Markets around the world showing losses
US share markets closed lower overnight, mirroring losses recorded in other major share markets across the globe.
Energy shares dragged the major bourses lower, as crude oil prices dropped. The appetite for risk from investors also waned; new US immigration curbs are stirring concerns about the impact of US President Trump's policies on global trade and the economy.
At the close, the S&P 500 was down 0.9% and the Dow Jones was down 0.6%. Key country share indices for Germany, France, Italy and Spain closed down by more than 1%.
The UK FTSE 100 index closed down by nearly 1%.
US Treasury yields were little changed overnight ahead of policy meetings of the US Federal Reserve tonight and tomorrow and a heavy week of economic data.
The yield on the US 10-year bond rose by 1 basis point (bp) while it fell 1 bp the 2-year bond.
The US dollar index was little changed on the day. EUR/USD made a round trip from 1.0700 to 1.0620 and back.
The safe-haven yen outperformed amid lower risk appetites. USD/JPY fell from 114.90 to 113.45.
AUD/USD stayed in a range, mostly between 0.7530 and 0.7565. NZD/USD performed well against the risk-averse mood, rising from 0.7260 to 0.7296. AUD/NZD fell from 1.0418 to 1.0363.
The world prices of oil fell for a second straight day overnight.
The price falls follow drilling in the US rising to its highest in more than a year.
This drilling rise is countering OPEC's efforts to clear a supply glut. In contrast to oil, gold rose overnight, as investors turned to more defensive assets.
There was no major economic data released domestically yesterday.
Final figures released overnight showed consumer confidence remained steady in the pessimistic territory for the Euro zone region. January's reading stayed at minus 4.9, from minus 5.1 in December.
Retail sales disappointed consensus expectations, falling by 1.7% in December.
For the year to December, retail sales rose by 0.6%, down from growth of 1.7% in the year to November. It was the second consecutive month of annual growth in retail sales, following a period of decline since February 2016.
The trade deficit narrowed to NZ$41mn in December, from a deficit of NZ$746mn in November.
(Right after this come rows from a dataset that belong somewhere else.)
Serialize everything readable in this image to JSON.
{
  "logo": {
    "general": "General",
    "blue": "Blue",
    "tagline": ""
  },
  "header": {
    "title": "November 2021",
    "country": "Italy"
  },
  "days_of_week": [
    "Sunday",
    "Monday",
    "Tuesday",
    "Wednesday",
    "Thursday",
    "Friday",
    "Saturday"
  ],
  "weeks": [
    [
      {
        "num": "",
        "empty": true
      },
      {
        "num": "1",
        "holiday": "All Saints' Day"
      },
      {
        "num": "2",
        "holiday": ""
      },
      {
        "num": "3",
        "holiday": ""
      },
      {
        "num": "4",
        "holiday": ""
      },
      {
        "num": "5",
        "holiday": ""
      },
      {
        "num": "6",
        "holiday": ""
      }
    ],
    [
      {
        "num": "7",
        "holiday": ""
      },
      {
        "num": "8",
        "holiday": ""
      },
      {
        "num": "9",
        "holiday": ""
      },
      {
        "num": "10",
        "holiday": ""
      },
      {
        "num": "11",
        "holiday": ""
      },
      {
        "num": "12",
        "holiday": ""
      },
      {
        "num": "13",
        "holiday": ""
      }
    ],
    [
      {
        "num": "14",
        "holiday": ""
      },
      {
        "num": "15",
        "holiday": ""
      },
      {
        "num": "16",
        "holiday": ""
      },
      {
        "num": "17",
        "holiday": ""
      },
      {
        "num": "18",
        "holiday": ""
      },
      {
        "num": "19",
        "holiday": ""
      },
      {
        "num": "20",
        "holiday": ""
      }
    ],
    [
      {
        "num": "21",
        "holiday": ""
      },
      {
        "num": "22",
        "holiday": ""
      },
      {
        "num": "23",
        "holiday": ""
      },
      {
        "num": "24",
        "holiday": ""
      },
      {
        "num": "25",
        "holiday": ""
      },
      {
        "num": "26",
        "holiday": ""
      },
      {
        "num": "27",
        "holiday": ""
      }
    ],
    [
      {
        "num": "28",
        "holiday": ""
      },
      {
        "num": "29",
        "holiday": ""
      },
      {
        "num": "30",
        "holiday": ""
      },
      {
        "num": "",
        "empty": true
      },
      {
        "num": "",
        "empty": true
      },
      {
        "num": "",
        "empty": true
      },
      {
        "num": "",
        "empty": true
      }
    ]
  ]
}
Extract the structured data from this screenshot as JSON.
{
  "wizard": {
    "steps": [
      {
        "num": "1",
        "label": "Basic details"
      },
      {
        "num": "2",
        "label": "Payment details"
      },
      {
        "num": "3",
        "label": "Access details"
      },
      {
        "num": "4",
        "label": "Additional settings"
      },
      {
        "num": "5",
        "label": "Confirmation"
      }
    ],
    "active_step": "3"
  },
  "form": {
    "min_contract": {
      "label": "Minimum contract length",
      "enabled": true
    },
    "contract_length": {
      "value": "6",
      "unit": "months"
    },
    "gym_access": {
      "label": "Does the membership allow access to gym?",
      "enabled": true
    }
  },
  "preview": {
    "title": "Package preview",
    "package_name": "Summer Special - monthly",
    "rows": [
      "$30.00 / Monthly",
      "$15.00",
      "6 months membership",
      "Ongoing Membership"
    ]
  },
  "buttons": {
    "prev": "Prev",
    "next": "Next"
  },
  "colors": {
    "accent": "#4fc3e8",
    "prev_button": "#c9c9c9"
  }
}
The narrowing of the trade deficit in December reflected both increased exports and a fall in imports.
Personal spending rose by 0.5% in December, after growth of 0.2% in November. It points to sustained domestic demand that is likely to set the economy up for stronger growth in early 2017. This data was included in the fourth quarter GDP figures published on Friday.
The core personal consumption expenditure (PCE) index rose by 1.6% in the year to December, the biggest increase in over two years.
The core PCE, which is the Federal Reserve's preferred inflation measure, rose by 1.7% in the year to December. It remains below the Fed's 2% target.
Pending home sales rose by 1.6% in December, after a fall of 2.5% in November.
The rise in December is partly attributed to a rush by US home buyers to lock in rates before they rise further. Limited stock of existing homes is hindering the pace of sales.
Dallas Fed manufacturing activity index rose from 17.7 in December to 22.1 in January. It is the highest reading since April 2010.